I recently got to compete in a race in London. I had been looking for an event to compete in since I booked my flights to the UK but it was very early in the season and it wasn’t looking hopeful. Two days before I was due to fly I saw this event advertised on the online swimming magazine I follow.
I was super excited but the price was rather outrageous with the South African exchange rate and it was the day after my brother’s wedding! I didn’t have to think too long about it though and with a little encouragement decided to enter despite the cost and implications of getting there.
I woke up early on Sunday morning to catch an Uber to the start of the race (thank goodness I got a twenty pound discount on my first ride so only had to fork out 9.50 pounds!) But I was not about to take a chance catching public transport on a Sunday morning to the start of the race and potentially missing it after I had forked out so much! It also bought me an hour extra sleep which was gratefully received since i only had three hours sleep!
I had hoped to have someone come with me to the race to support me but due to sleeping arrangements and travel implications it wasn’t possible so I went solo! It was a whole new experience for me as I had no idea what the level of competition would be like, how many swimmers would be competing or what the conditions would be like.
I arrived at the venue an hour before the start to find it very empty with the organisers still setting up! Slowly a few swimmers started to trickle in. I think I expected the swim to be fairly large as it was in London and start seemingly well advertised, but there were only a total of 16 swimmers!
It turned out to be the inaugural event of a (hopefully new) swim series organised by some well known open water swim organisers in the UK and because it was very early in the season, and new I think people were a little tentative to enter.
The water was 16 degrees and only 3 of us swam without a wetsuit, 2 of whom had a slightly larger area of insulation than me! I was grateful for the sun that happened to show up that day and knew i would manage in that temperature for 1500m. It was a wet start and the organisers encouraged us to get in a little earlier to warm up!
That was not going to happen for me! I needed to maintain as much heat as i could until the last minute. If I started cold, I would never warm up and really battle to find my rhythm. I was one of the last to jump in the water and swim to the start and then the whistle blew.
It was a gorgeous setting in the Victoria Docks. The sun beat down on us and the water was smooth, glassy and untouched so early in the morning. I had sussed out the competition at the start and knew I couldn’t beat the one guy whose entry time was 16 minutes! But I was fairly confident I could take on the rest.
It wasn’t long before I felt the familiar warm glow and numbness in cold water. I struggled to feel the water and my lats started feeling like lead but I maintained what felt like a smooth long stroke and tried to get into a rhythm. There were two guys on my feet and I wasn’t going to let them overtake me. The other guy already had a good lead so I didn’t bother trying to catch him.

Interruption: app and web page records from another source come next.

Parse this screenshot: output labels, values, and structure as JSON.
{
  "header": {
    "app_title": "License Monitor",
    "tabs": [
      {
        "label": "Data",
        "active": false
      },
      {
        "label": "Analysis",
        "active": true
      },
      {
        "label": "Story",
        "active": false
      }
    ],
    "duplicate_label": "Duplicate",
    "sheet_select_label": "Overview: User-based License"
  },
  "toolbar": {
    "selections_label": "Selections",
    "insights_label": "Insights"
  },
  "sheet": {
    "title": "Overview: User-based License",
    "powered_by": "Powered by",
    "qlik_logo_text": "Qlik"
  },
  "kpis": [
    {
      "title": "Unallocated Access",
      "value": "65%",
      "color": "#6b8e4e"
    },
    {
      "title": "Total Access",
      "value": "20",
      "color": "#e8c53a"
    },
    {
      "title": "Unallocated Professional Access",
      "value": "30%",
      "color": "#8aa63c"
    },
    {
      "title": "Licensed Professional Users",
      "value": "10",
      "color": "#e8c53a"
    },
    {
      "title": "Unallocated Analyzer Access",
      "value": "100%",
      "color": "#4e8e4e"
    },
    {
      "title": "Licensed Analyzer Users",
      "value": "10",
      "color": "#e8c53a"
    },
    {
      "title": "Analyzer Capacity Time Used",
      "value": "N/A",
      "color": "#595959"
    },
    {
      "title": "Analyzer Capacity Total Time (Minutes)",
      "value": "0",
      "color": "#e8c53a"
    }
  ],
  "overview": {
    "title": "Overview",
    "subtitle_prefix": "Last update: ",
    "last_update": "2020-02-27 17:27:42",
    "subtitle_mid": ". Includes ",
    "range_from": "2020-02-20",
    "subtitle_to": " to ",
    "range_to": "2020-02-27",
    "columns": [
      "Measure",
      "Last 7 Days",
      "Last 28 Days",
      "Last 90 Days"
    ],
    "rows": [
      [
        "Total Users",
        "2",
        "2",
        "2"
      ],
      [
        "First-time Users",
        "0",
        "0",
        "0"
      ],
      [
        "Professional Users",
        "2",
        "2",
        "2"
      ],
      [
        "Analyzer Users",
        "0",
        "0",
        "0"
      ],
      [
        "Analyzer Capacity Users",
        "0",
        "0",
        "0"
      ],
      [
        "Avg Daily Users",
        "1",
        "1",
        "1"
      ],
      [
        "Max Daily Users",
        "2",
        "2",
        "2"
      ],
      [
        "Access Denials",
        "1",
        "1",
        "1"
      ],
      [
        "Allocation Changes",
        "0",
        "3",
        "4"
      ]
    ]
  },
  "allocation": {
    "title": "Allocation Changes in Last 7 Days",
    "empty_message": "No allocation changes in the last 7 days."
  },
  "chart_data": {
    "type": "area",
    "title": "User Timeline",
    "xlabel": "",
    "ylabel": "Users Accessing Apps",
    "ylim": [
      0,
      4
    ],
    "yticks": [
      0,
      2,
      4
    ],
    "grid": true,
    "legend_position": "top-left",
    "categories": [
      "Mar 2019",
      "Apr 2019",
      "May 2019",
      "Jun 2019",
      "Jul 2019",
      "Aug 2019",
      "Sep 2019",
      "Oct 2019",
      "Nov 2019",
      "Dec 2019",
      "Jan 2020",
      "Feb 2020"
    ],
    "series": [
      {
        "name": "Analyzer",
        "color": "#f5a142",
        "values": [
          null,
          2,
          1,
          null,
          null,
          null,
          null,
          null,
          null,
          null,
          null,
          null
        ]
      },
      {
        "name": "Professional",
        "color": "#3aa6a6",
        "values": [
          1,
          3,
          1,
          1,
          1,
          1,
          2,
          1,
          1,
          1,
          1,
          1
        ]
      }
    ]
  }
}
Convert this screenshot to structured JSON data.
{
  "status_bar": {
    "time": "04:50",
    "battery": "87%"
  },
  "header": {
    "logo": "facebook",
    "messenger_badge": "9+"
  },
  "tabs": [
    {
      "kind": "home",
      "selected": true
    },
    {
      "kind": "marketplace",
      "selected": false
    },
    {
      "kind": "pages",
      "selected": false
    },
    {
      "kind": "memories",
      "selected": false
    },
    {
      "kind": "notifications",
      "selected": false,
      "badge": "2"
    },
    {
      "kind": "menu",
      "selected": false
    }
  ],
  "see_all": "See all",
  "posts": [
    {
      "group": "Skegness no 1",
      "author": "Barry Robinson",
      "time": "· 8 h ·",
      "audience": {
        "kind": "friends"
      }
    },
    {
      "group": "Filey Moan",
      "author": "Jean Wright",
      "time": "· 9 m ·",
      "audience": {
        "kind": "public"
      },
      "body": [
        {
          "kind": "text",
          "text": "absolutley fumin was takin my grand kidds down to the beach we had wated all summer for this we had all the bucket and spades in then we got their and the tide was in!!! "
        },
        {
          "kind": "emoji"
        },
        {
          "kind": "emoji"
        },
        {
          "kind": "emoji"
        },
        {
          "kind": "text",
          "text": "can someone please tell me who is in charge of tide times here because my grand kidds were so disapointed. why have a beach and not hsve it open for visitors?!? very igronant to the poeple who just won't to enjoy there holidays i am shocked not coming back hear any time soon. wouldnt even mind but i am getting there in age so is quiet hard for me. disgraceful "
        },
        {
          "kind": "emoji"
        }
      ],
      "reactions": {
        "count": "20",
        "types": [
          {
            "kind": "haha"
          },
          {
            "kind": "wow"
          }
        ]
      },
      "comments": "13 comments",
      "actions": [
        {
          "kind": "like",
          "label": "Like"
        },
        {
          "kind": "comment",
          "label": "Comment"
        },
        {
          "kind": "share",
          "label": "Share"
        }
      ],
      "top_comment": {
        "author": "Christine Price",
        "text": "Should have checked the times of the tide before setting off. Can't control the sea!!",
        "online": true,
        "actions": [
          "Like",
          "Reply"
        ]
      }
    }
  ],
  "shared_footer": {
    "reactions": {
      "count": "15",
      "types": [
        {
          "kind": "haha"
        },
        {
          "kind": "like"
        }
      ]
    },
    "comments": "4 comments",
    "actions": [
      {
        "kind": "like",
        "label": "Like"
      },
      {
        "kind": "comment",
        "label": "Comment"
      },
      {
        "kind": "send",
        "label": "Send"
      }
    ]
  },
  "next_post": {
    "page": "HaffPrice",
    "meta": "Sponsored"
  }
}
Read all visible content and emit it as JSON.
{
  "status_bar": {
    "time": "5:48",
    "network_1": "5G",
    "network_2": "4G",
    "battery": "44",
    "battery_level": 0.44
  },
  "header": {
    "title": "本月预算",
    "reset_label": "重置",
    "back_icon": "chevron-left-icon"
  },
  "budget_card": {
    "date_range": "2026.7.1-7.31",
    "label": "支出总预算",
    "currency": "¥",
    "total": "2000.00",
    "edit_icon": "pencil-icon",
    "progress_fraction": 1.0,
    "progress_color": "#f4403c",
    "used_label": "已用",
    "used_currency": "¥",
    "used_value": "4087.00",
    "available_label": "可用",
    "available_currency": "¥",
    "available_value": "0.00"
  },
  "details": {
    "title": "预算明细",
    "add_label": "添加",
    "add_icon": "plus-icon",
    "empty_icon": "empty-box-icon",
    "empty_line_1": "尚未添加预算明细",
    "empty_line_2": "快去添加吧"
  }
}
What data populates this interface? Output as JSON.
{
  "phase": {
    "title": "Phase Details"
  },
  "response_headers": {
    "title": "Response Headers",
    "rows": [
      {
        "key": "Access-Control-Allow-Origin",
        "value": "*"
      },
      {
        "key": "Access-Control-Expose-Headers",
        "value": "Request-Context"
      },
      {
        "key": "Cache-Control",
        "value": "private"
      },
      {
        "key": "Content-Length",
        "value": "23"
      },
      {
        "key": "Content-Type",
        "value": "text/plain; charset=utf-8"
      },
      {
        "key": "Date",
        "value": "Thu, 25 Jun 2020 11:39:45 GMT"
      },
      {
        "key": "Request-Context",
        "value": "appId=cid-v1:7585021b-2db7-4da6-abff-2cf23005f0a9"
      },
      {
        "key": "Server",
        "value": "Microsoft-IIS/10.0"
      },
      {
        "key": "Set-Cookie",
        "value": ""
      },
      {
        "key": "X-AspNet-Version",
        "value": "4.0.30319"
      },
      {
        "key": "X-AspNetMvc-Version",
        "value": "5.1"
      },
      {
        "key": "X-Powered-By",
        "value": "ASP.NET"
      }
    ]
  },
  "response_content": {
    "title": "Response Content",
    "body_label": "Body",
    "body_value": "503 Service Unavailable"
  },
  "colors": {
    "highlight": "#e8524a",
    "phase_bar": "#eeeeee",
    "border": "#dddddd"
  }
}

I touched 3 minutes behind the winner and a few seconds ahead of 3rd place.
The race was over in just over 22 minutes, I touched 3 minutes behind the winner and a few seconds ahead of 3rd place. It was a great race to be a part of and I am sad that I won’t be able to compete in the series. I wish the organisers all the best for the new series as it is sure to grow from strength to strength. I got to meet some new swimmers in the Northern Hemisphere and on only 3 hours sleep in 16 degree foreign water; I think 2nd place is not too shabby!